### PROBLEM DESCRIPTION
The exercise asks you to copy every line below in which "axis" appears.

### RECORDS FOR PROCESSING
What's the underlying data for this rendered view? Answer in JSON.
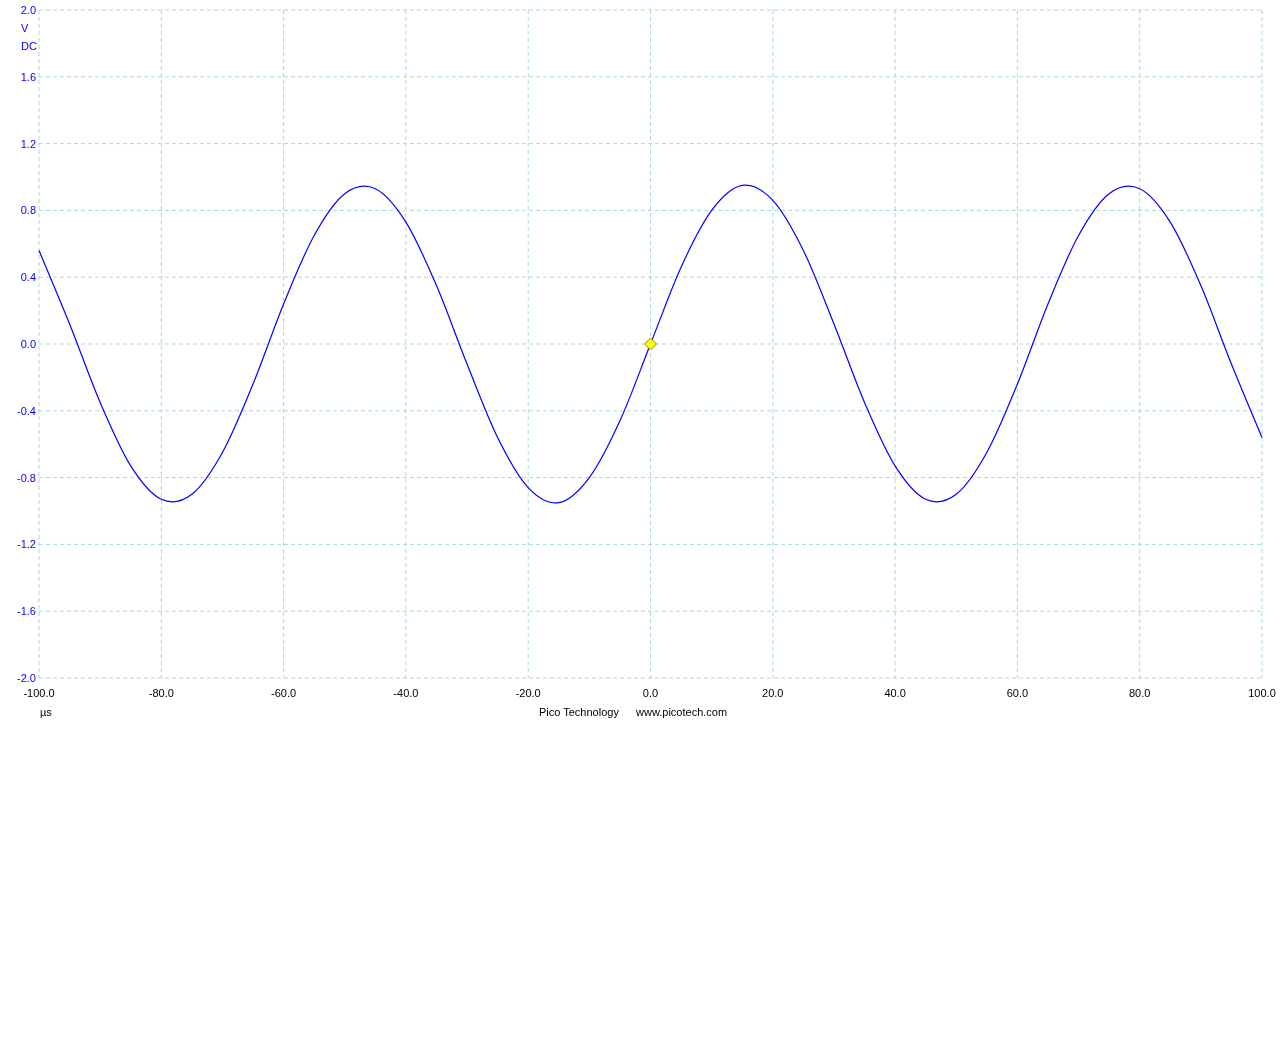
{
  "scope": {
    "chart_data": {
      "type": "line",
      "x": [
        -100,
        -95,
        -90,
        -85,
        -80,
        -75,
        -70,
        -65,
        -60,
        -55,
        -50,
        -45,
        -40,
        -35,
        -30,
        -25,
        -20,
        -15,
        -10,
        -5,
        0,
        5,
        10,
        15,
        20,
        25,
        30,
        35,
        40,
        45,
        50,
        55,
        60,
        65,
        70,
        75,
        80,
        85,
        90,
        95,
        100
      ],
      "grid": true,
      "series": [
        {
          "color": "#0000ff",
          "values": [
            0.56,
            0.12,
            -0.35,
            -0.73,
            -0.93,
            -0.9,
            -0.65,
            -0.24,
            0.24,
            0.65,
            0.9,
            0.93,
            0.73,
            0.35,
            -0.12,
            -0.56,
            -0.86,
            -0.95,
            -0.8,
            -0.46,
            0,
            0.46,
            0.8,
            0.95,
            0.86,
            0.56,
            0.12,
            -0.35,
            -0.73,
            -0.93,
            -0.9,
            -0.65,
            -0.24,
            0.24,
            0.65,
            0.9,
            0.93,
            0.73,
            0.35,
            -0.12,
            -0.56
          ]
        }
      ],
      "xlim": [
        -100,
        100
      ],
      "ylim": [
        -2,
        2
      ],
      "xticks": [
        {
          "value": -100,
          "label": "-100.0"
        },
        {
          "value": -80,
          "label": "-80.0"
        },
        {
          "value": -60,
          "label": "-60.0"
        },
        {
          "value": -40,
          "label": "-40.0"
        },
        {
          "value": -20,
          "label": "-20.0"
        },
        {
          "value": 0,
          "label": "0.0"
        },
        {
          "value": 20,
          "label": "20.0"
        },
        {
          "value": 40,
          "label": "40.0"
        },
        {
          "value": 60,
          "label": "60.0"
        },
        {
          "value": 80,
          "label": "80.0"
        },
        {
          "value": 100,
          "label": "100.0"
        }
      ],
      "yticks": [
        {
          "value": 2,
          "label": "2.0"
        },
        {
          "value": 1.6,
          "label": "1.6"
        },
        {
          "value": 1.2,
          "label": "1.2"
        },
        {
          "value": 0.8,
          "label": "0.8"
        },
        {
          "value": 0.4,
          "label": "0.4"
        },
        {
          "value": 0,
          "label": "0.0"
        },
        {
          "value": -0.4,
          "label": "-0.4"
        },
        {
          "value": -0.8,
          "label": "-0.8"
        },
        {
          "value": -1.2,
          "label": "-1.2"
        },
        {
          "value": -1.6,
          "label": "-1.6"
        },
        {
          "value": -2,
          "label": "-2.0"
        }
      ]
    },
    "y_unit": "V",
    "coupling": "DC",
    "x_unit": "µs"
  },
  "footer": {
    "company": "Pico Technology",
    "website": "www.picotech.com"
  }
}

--

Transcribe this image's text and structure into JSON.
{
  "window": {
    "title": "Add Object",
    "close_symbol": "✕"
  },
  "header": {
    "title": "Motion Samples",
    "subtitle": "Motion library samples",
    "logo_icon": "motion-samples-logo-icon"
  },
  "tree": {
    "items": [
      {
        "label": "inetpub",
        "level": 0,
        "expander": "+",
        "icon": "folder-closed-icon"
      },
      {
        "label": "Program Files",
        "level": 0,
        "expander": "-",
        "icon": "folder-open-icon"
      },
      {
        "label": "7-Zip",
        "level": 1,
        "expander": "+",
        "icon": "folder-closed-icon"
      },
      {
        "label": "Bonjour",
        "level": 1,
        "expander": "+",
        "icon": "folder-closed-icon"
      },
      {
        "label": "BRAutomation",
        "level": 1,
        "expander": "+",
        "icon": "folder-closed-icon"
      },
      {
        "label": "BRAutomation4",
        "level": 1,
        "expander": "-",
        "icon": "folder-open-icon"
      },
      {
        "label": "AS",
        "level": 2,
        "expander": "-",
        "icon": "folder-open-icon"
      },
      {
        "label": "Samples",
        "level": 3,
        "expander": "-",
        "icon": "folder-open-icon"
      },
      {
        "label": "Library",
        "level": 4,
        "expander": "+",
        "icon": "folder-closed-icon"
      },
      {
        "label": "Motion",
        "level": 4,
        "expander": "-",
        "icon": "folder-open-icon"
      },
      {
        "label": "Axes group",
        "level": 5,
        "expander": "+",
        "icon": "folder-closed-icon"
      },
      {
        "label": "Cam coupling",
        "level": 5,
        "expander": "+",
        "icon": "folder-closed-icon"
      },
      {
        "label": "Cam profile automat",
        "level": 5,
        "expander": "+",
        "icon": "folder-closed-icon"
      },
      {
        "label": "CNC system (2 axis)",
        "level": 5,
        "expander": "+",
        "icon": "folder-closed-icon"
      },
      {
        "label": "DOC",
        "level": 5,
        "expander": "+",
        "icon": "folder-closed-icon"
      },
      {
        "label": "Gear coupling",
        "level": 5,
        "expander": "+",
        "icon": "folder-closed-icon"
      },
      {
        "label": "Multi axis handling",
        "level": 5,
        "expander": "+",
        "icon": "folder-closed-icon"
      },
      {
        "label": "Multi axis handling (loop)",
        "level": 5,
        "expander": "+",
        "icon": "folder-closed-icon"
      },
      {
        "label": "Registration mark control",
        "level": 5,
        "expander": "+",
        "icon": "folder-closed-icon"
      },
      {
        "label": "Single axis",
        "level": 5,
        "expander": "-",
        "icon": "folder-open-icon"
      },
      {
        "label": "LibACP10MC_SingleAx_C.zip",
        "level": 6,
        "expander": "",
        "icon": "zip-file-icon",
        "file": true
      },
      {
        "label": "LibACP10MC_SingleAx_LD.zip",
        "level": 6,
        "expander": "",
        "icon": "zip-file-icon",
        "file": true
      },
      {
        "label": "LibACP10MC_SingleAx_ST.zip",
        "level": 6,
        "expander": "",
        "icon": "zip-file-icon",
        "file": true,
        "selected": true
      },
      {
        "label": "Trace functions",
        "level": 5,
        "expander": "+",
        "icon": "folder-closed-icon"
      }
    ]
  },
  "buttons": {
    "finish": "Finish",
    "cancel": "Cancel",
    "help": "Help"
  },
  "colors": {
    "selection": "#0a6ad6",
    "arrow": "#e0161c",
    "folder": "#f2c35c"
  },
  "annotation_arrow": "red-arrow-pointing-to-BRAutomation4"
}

### FINISHED TASK
        "label": "CNC system (2 axis)",
        "label": "Multi axis handling",
        "label": "Multi axis handling (loop)",
        "label": "Single axis",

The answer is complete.